=== Work item ===
Count every line below in which "name" occurs, then give only the count.

┌─ Record set

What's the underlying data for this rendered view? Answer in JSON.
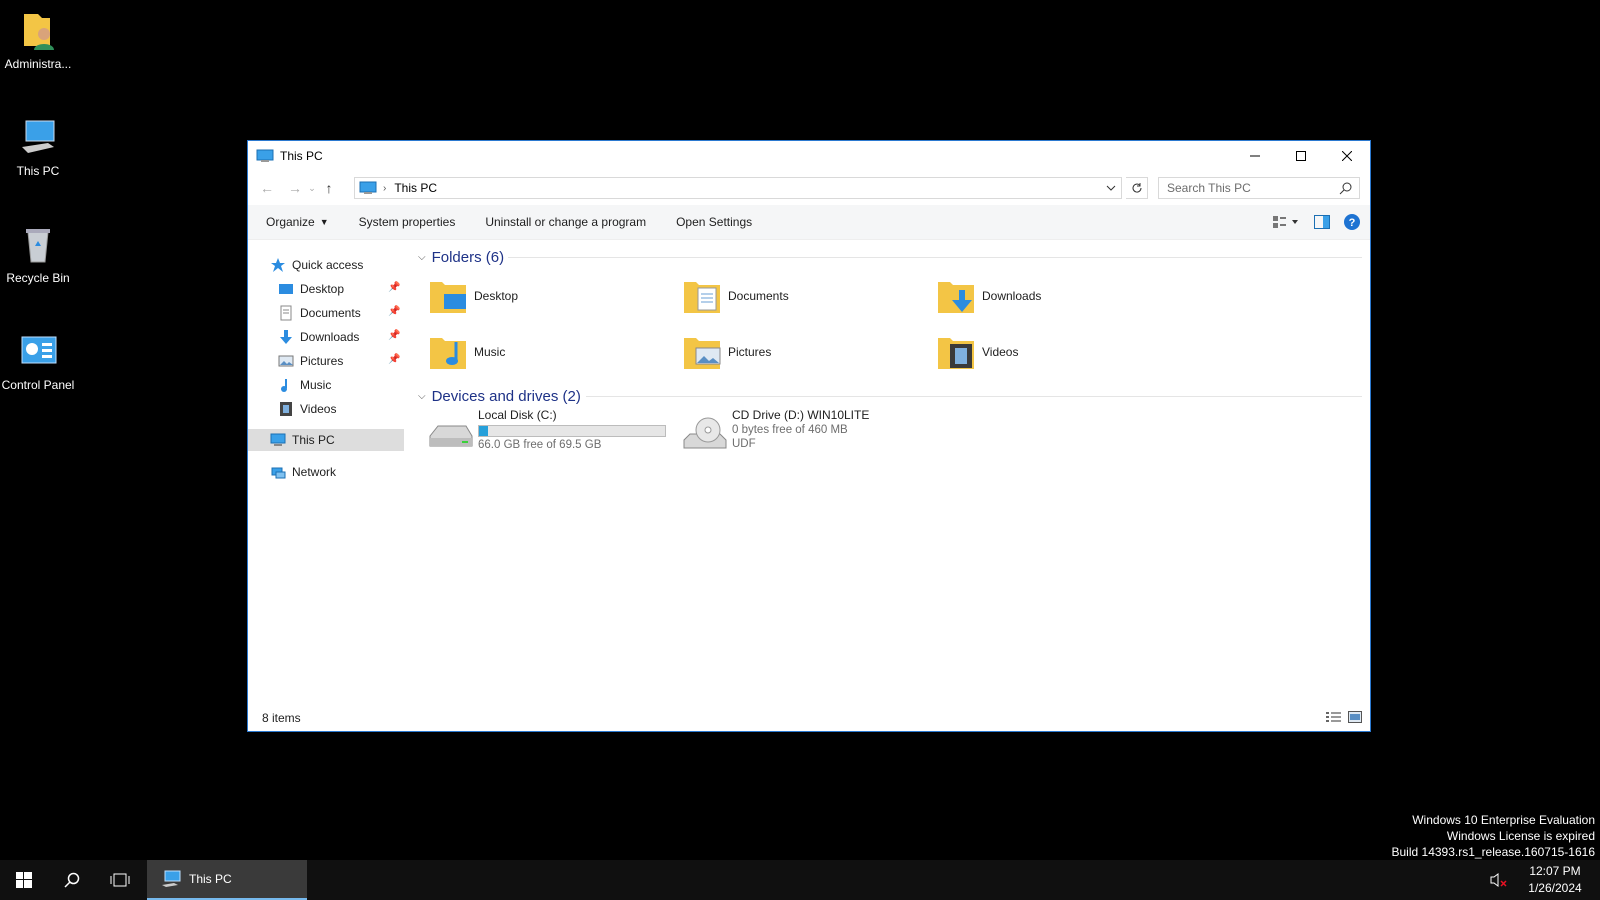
{
  "desktop": {
    "icons": [
      {
        "label": "Administra...",
        "icon": "user-folder-icon"
      },
      {
        "label": "This PC",
        "icon": "computer-icon"
      },
      {
        "label": "Recycle Bin",
        "icon": "recycle-bin-icon"
      },
      {
        "label": "Control Panel",
        "icon": "control-panel-icon"
      }
    ]
  },
  "window": {
    "title": "This PC",
    "address": {
      "crumb": "This PC"
    },
    "search": {
      "placeholder": "Search This PC"
    },
    "toolbar": {
      "organize": "Organize",
      "system_properties": "System properties",
      "uninstall": "Uninstall or change a program",
      "open_settings": "Open Settings"
    },
    "nav": {
      "quick_access": "Quick access",
      "items": [
        "Desktop",
        "Documents",
        "Downloads",
        "Pictures",
        "Music",
        "Videos"
      ],
      "this_pc": "This PC",
      "network": "Network"
    },
    "folders_header": "Folders (6)",
    "folders": [
      "Desktop",
      "Documents",
      "Downloads",
      "Music",
      "Pictures",
      "Videos"
    ],
    "drives_header": "Devices and drives (2)",
    "drives": [
      {
        "name": "Local Disk (C:)",
        "free": "66.0 GB free of 69.5 GB",
        "used_fraction": 0.05
      },
      {
        "name": "CD Drive (D:) WIN10LITE",
        "free": "0 bytes free of 460 MB",
        "fs": "UDF"
      }
    ],
    "status": "8 items",
    "accent": "#26a0da"
  },
  "watermark": {
    "line1": "Windows 10 Enterprise Evaluation",
    "line2": "Windows License is expired",
    "line3": "Build 14393.rs1_release.160715-1616"
  },
  "taskbar": {
    "app_label": "This PC",
    "time": "12:07 PM",
    "date": "1/26/2024"
  }
}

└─

=== Exercise response ===
2